— WORK ORDER —
Tally up how many lines in the listing below contain the string "this", and give only the total.

— MATERIALS PROVIDED —
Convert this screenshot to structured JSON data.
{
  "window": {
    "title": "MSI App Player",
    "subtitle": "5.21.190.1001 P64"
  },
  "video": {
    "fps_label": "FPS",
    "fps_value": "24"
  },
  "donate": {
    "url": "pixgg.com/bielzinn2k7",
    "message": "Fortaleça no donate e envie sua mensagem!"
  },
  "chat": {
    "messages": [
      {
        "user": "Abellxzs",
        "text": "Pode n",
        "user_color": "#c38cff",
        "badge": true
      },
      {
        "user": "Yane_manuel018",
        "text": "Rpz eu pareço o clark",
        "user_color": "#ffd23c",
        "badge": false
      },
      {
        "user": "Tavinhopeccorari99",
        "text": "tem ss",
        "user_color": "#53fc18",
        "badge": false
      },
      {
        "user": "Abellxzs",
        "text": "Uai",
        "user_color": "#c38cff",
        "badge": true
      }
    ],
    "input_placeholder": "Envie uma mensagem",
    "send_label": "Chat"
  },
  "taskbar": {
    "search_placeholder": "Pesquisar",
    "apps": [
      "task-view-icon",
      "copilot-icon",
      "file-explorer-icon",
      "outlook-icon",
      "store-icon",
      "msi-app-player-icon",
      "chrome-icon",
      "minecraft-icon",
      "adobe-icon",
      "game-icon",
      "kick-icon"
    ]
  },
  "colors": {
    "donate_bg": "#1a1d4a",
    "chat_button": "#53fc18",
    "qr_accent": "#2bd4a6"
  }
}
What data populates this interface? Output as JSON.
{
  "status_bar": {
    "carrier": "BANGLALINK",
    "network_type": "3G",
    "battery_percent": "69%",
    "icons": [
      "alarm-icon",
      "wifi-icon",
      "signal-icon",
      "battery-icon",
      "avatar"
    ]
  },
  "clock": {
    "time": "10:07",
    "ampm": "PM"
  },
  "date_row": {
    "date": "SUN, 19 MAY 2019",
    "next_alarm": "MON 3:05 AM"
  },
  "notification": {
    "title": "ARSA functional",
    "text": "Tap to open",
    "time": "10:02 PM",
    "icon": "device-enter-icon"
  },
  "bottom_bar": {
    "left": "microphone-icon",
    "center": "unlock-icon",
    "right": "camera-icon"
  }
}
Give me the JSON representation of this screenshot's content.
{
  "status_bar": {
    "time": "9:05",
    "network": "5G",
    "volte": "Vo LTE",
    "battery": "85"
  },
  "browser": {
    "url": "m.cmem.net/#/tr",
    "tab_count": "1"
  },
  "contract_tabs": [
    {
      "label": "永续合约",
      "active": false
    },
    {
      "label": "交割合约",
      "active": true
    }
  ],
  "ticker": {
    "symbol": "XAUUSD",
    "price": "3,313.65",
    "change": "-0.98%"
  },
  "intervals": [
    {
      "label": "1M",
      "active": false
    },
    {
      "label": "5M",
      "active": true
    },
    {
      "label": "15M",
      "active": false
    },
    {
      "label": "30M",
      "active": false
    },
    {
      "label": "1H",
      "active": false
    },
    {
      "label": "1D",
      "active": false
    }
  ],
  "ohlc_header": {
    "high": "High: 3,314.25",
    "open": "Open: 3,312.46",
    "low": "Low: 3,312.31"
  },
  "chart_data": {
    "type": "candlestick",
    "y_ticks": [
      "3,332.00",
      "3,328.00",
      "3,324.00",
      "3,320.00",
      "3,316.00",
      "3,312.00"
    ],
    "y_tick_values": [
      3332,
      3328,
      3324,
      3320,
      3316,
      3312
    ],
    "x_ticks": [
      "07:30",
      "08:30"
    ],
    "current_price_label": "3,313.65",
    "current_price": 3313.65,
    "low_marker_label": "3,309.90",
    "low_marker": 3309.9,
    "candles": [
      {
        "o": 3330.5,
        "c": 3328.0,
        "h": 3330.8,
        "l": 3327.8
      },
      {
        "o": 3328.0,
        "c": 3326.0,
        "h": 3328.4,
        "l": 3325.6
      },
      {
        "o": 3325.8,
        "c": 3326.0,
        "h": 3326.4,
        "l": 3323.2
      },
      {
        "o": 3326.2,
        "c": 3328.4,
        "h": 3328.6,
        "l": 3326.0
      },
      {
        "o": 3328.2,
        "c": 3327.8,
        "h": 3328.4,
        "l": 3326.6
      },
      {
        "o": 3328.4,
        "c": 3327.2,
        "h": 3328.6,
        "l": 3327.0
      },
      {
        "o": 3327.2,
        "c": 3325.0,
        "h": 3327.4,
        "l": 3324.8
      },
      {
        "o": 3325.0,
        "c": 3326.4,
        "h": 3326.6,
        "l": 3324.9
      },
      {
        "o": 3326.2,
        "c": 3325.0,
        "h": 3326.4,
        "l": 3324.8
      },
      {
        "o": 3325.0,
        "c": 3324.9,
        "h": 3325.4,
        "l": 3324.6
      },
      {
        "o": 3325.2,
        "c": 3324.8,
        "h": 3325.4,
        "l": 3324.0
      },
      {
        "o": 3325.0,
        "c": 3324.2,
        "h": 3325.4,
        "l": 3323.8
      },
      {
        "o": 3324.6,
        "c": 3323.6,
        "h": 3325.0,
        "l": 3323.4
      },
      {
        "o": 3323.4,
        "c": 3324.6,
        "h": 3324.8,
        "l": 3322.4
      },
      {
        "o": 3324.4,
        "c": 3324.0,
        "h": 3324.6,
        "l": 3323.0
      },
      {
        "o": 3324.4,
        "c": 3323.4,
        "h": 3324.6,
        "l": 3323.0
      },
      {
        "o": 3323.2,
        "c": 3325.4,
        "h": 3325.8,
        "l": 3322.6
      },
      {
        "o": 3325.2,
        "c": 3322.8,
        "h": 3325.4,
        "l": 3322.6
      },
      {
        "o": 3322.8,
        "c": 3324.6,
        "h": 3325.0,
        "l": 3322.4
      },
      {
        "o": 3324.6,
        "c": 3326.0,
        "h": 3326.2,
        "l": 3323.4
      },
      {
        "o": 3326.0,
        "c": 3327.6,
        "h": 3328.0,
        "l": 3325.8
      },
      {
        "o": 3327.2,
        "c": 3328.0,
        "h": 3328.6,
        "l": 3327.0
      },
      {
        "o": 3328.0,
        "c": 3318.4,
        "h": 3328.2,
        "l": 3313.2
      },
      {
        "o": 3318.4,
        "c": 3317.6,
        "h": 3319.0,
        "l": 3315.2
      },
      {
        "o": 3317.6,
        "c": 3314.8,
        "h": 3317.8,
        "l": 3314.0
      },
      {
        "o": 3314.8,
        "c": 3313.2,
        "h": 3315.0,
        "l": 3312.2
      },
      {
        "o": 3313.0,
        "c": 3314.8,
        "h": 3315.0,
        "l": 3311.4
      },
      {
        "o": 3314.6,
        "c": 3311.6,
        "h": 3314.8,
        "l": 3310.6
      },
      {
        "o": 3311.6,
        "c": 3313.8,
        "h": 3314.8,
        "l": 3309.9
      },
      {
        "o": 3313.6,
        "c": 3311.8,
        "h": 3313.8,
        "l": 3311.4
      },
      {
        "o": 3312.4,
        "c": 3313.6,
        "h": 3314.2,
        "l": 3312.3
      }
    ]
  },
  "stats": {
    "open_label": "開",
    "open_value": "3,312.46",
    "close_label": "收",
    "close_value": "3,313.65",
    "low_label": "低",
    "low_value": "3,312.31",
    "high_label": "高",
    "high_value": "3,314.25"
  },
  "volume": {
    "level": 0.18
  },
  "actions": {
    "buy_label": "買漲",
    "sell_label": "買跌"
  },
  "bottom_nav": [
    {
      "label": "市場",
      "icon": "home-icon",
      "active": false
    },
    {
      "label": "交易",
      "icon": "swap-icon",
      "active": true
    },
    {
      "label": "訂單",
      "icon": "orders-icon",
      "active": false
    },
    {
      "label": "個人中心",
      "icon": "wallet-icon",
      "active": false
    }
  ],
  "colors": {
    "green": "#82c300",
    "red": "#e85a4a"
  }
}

— ANSWER BOX —
3